## ACTIVITY
Copy out every line of the data where the word "Moral" is found.

--------------------

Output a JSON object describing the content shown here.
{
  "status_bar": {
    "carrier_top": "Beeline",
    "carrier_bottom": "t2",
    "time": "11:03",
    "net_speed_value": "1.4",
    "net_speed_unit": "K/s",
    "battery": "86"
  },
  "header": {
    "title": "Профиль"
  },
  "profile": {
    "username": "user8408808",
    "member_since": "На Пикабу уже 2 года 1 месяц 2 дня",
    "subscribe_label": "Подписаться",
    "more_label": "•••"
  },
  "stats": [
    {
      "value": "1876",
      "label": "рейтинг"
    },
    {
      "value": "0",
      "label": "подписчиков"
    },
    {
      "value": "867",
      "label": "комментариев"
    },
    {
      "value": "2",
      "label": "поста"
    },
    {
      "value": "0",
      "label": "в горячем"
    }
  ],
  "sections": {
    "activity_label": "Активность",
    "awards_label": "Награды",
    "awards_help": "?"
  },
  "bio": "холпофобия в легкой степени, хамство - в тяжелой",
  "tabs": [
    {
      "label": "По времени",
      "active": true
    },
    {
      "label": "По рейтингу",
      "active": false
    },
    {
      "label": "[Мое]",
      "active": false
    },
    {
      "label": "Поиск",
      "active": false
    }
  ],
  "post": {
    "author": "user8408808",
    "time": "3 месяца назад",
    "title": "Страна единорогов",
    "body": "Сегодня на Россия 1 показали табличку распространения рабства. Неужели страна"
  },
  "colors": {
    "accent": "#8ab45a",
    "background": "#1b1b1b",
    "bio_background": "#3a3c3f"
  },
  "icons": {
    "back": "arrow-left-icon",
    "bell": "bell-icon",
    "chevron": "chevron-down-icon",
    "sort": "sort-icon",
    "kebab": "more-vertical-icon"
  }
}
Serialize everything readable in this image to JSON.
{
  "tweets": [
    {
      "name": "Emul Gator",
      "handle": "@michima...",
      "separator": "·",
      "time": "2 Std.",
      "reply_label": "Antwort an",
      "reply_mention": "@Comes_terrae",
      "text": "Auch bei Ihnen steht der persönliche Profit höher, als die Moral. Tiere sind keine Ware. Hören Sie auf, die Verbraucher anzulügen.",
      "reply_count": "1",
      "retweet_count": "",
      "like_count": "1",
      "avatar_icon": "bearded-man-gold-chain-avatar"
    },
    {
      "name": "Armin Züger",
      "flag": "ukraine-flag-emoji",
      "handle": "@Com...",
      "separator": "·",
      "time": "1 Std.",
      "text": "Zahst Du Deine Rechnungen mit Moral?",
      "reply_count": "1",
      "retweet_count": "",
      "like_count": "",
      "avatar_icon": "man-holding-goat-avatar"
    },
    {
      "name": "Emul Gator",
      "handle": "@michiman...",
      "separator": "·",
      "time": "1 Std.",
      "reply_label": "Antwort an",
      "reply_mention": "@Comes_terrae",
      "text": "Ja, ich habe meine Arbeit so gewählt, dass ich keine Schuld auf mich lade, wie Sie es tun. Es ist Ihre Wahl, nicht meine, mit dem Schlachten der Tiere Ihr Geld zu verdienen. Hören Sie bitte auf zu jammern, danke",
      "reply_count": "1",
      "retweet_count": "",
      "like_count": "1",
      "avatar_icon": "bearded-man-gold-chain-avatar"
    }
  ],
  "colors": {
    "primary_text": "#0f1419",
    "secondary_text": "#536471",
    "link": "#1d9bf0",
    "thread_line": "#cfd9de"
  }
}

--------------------

## EXERCISE RESPONSE
      "text": "Auch bei Ihnen steht der persönliche Profit höher, als die Moral. Tiere sind keine Ware. Hören Sie auf, die Verbraucher anzulügen.",
      "text": "Zahst Du Deine Rechnungen mit Moral?",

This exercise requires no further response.